April 19, 2022
Lawnmower parents recently have become the talk of the child-rearing sphere—but, like helicopter parents, they are not viewed as in any way exemplary, reports Metro.
In fact, an essay published on Weareteachers.com late last month called out this distinctive parenting style as a “troubling trend.” Penned by an anonymous writer, the post has since gone viral on Facebook.
But what are the traits that lawnmower parents share?
These parents essentially do whatever they can to mow down challenges for their kids. Instead of preparing children for the challenges they may face, lawnmower parents “go to whatever lengths necessary to prevent their child from having to face adversity, struggle, or failure,” states the We Are Teachers essay entitled “Lawnmower Parents Are the New Helicopter Parents & We Are Not Here for It.”
It cites a blog post from Duquesne University professor Karen Fancher, who wrote about this phenomenon back in 2016—noting how lawnmower parents differ from helicopter parents.
Helicopter parents are known as people who hover—a lot. They swoop in to “rescue” their kids in crisis situations. By contrast, lawnmower parents take charge when hovering “may be limited,” she wrote. Oftentimes, they intervene before a problem even occurs.
Fancher gives an example of lawnmower parents in action: An incoming student and her mom enter Fancher’s office to ask for a schedule change.
“The parent walks into my office, with the girl trailing sheepishly behind,” she recalls. “The mother says, ‘My daughter will be starting here in the fall. We’ve got a problem with her class schedule.’”
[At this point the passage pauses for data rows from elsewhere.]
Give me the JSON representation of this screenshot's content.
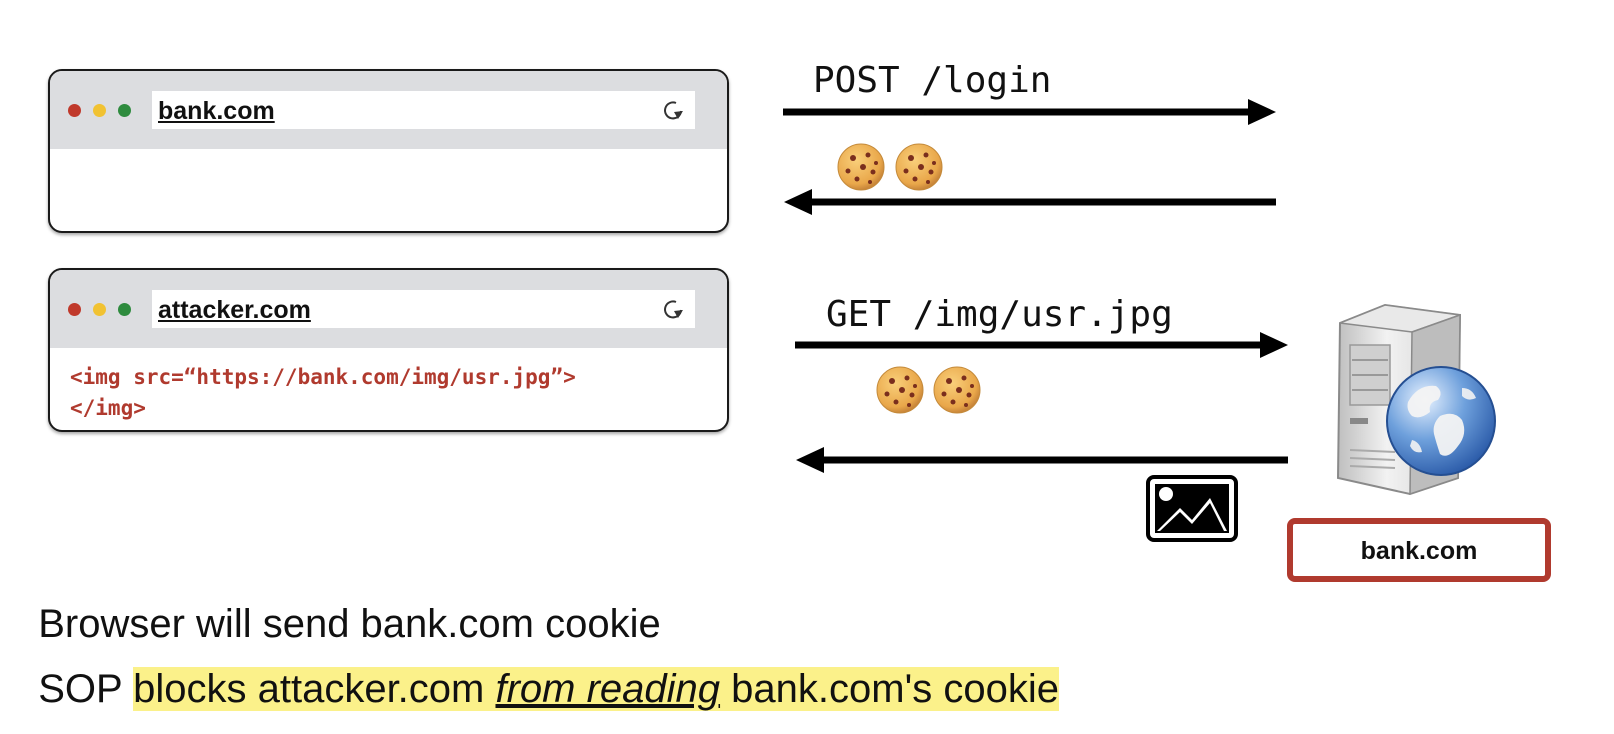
{
  "browsers": [
    {
      "url": "bank.com",
      "code_lines": []
    },
    {
      "url": "attacker.com",
      "code_lines": [
        "<img src=“https://bank.com/img/usr.jpg”>",
        "</img>"
      ]
    }
  ],
  "flows": {
    "post_label": "POST /login",
    "get_label": "GET /img/usr.jpg"
  },
  "server": {
    "name": "bank.com"
  },
  "captions": {
    "line1": "Browser will send bank.com cookie",
    "line2_prefix": "SOP ",
    "line2_hl_a": "blocks attacker.com ",
    "line2_hl_em": "from reading",
    "line2_hl_b": " bank.com's cookie"
  },
  "colors": {
    "accent_red": "#b03a2e",
    "highlight": "#fbf18a",
    "titlebar": "#dcdde0"
  }
}
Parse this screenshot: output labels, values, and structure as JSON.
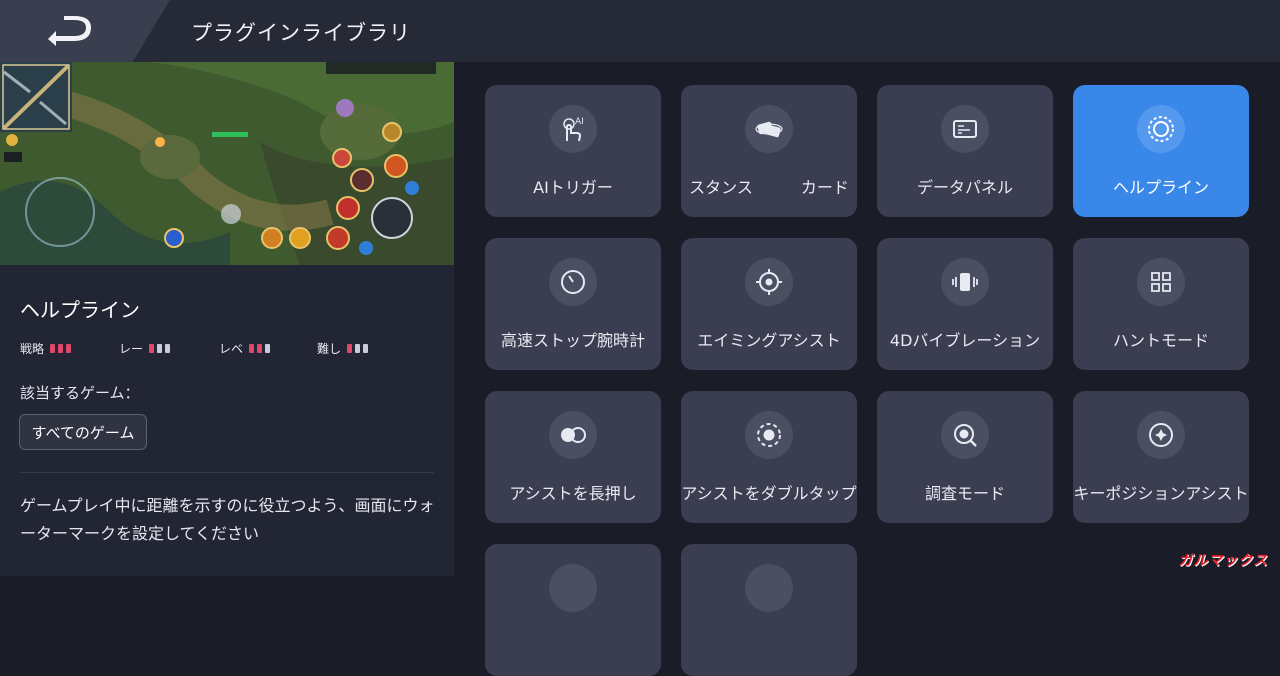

“Do you see the problem here?” Fancher challenged her readers. “The child has been accepted into a major university and is weeks away from starting a difficult area of study, but it’s her parent who is doing all of the talking to get her problem corrected, while she says nothing and appears to be dragged along against her will.”
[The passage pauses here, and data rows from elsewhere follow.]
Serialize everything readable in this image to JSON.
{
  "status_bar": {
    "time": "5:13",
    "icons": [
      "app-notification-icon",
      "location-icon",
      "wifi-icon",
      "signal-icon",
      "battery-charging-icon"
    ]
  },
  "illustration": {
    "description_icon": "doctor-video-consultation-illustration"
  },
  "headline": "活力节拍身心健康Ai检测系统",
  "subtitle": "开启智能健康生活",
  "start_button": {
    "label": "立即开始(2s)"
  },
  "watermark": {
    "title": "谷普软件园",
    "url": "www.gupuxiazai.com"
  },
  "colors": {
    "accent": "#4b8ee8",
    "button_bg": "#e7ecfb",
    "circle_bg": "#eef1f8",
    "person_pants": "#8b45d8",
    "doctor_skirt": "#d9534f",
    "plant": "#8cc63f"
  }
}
Other variations of lawnmower parents include “snowplow parents” and “bulldozer parents.”
Being involved is a good thing—it’s natural. The main concern, Fancher argues, is that these children will grow up with low drive to handle problems on their own.
Stephanie Samar, a clinical psychologist at the Mood Disorders Center of the Child Mind Institute, told ABC News, “If you say, ‘Oh, I took care of this for you,’ it inadvertently gives that message of ‘you can’t do this yourself, you can’t succeed.’”
This, Samar explained, can lead to “increased anxiety, low distressed tolerance — [a] discomfort that comes with having conflict helplessness about [t]heir situation.” They won’t know how to deal with failure moving forward.
If a child of lawnmower parents fails their first college test, they’re less likely to study harder next time, suggested the We Are Teachers writer. Instead, they’ll blame the professor, ask their parents to get involved, or even have a breakdown.
“I know many people who have done this for their kids, all with good intentions, and in most cases the children have grown up to be adults who seem lazy or disinterested in taking any initiative in their lives,” one Metro staffer and mom-to-be says. “They have the attitude, ‘Someone else will handle this problem for me. No need to step up and care.’”
As new parents, she and her husband are going to “make an effort not to mow down challenges for our kid. … [I]t’ll be hard, yes, and will go against our instincts to nurture. But I want our child to grow up feeling empowered, confident, and eager to tackle life’s challenges.”
As one Facebook user commented on the We Are Teachers essay, “Our job is to prepare the child for the road, not the road for the child.”
Research contact: @MetroUK